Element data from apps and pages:
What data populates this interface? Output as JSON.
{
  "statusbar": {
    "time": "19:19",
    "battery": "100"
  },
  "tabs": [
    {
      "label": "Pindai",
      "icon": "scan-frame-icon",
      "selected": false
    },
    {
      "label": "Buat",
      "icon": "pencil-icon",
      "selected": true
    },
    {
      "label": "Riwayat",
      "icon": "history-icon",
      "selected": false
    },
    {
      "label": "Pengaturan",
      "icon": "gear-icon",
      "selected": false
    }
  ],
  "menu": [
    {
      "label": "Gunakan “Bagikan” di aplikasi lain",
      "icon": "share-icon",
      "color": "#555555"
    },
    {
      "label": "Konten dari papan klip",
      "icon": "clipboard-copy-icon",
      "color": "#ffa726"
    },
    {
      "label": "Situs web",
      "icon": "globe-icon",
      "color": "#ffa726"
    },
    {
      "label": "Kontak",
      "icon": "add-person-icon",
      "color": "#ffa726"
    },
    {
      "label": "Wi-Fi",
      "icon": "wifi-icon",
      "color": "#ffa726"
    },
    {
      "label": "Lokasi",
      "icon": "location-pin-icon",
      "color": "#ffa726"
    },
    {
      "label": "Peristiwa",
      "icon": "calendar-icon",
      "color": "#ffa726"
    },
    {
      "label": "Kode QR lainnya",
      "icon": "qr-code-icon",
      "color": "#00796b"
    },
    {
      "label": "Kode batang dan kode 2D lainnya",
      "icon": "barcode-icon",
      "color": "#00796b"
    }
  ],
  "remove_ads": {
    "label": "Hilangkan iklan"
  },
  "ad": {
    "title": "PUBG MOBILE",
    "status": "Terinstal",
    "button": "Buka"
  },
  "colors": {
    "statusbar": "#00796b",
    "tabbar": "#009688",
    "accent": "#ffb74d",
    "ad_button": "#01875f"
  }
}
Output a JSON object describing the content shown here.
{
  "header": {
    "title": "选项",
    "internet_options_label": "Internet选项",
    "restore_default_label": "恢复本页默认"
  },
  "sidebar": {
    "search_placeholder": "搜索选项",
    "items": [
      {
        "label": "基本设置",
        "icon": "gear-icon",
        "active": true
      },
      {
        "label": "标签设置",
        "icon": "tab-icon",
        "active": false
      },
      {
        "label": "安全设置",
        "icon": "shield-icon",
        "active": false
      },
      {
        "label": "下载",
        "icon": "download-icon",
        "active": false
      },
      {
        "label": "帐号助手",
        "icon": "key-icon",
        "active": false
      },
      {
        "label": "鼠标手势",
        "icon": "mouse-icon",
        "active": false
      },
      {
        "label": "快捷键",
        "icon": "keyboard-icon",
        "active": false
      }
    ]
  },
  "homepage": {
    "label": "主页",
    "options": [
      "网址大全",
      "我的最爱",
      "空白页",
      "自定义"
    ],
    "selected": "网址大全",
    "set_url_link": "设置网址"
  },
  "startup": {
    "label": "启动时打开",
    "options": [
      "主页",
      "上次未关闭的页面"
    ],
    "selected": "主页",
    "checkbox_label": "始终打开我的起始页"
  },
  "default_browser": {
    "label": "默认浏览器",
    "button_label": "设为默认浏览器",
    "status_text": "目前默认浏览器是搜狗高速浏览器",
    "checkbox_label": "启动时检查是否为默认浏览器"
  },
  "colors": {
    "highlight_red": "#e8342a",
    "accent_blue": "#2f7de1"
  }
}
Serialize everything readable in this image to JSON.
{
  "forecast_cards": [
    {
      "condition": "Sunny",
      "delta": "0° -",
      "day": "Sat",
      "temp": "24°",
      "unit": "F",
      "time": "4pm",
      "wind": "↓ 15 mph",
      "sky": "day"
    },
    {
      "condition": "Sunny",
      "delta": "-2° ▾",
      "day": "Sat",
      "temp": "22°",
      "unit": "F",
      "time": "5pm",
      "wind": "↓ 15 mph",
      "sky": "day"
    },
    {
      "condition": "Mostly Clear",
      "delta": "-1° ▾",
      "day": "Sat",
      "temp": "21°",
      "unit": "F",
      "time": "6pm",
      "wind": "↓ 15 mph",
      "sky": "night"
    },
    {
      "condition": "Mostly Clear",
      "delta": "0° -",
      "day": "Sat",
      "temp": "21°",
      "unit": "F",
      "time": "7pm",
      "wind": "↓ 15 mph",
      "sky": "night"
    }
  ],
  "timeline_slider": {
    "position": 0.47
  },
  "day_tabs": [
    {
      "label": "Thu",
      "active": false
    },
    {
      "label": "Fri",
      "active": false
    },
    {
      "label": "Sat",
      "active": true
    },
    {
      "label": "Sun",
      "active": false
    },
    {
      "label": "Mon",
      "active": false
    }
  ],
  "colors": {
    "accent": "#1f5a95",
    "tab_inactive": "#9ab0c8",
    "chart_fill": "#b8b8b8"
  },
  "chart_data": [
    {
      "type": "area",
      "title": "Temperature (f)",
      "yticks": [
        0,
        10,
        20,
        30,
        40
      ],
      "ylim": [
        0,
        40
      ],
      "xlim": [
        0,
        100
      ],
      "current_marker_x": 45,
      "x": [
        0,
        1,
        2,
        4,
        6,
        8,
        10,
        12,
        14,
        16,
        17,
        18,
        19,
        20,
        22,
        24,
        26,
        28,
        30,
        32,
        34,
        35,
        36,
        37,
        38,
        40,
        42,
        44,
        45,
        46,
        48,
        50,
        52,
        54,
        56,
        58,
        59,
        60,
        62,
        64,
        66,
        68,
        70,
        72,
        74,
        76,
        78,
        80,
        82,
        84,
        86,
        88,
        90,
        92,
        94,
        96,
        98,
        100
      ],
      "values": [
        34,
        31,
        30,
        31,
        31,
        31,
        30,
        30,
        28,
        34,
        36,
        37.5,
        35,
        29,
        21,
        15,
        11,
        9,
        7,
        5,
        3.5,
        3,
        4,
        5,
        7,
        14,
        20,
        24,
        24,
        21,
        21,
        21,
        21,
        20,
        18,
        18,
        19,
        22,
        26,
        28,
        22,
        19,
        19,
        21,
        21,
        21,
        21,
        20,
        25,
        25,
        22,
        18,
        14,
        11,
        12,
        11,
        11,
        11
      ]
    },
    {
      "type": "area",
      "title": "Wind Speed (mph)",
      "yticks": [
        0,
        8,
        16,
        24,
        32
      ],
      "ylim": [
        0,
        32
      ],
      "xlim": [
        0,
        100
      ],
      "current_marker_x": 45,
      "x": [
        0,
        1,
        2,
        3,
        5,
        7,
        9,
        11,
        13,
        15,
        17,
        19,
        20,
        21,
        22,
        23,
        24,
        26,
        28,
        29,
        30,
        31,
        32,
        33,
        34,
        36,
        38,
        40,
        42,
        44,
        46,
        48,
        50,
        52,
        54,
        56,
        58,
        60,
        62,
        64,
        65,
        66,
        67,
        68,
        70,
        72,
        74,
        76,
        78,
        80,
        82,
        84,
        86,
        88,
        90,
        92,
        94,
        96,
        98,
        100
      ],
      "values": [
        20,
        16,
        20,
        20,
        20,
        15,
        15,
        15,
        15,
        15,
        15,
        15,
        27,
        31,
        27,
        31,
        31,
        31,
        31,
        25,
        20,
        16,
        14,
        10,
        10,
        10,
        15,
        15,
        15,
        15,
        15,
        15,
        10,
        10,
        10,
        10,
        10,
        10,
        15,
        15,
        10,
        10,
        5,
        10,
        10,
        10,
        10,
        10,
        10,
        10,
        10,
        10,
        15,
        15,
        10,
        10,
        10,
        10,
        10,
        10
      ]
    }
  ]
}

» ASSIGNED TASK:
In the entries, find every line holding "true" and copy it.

» RESULT OF THIS EXERCISE:
      "selected": true
        "active": true
      "active": true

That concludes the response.